## Aim of the exercise
Show only those lines of the entries where the string "Automatic" is found.

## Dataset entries
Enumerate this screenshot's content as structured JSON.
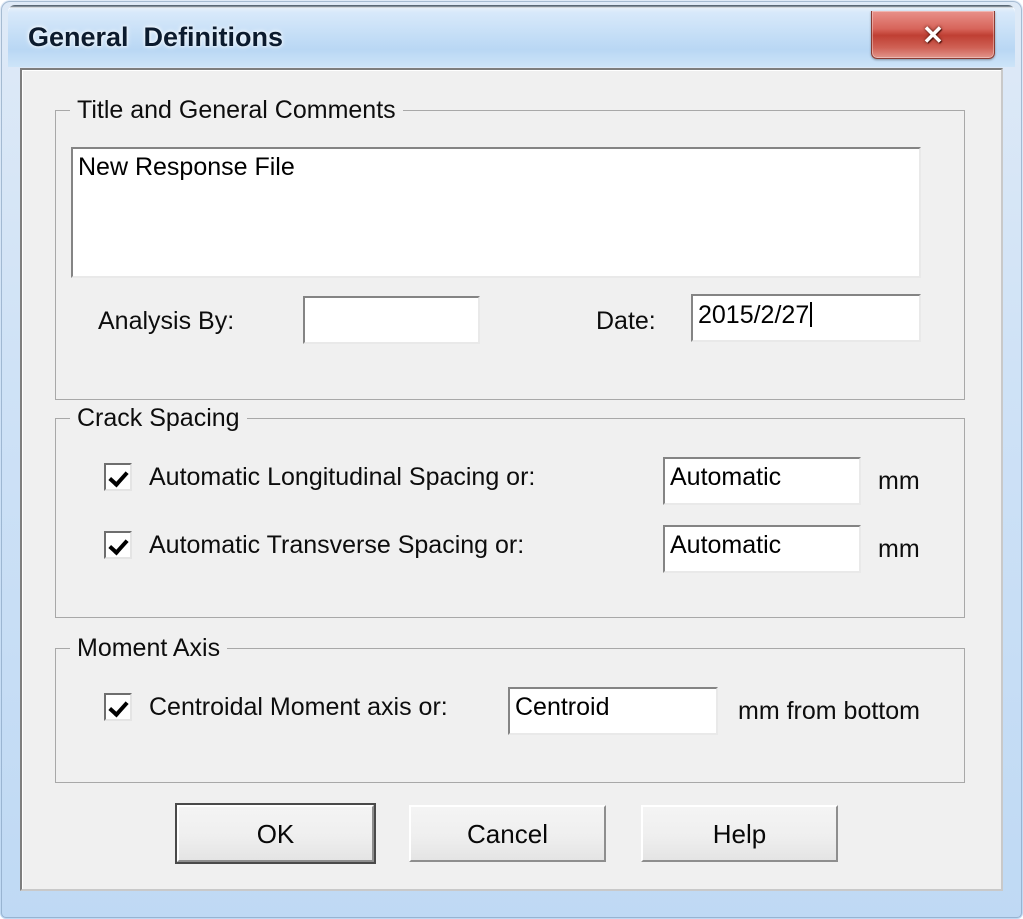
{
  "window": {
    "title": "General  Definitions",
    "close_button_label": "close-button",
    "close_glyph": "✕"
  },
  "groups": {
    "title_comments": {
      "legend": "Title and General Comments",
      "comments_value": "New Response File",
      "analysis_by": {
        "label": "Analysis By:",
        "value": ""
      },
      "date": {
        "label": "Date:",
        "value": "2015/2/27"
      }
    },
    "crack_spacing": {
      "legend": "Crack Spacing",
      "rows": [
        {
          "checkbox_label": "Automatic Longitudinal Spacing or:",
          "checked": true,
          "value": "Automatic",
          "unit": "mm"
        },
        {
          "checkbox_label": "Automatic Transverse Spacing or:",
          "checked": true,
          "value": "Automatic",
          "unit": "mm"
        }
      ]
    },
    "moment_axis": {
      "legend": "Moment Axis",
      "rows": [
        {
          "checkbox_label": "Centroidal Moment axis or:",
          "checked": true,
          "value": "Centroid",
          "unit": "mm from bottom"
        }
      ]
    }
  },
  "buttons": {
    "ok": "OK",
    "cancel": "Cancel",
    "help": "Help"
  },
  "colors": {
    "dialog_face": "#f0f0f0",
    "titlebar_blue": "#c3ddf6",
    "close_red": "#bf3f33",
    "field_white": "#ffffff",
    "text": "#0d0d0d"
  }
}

## Expected output
          "checkbox_label": "Automatic Longitudinal Spacing or:",
          "value": "Automatic",
          "checkbox_label": "Automatic Transverse Spacing or:",
          "value": "Automatic",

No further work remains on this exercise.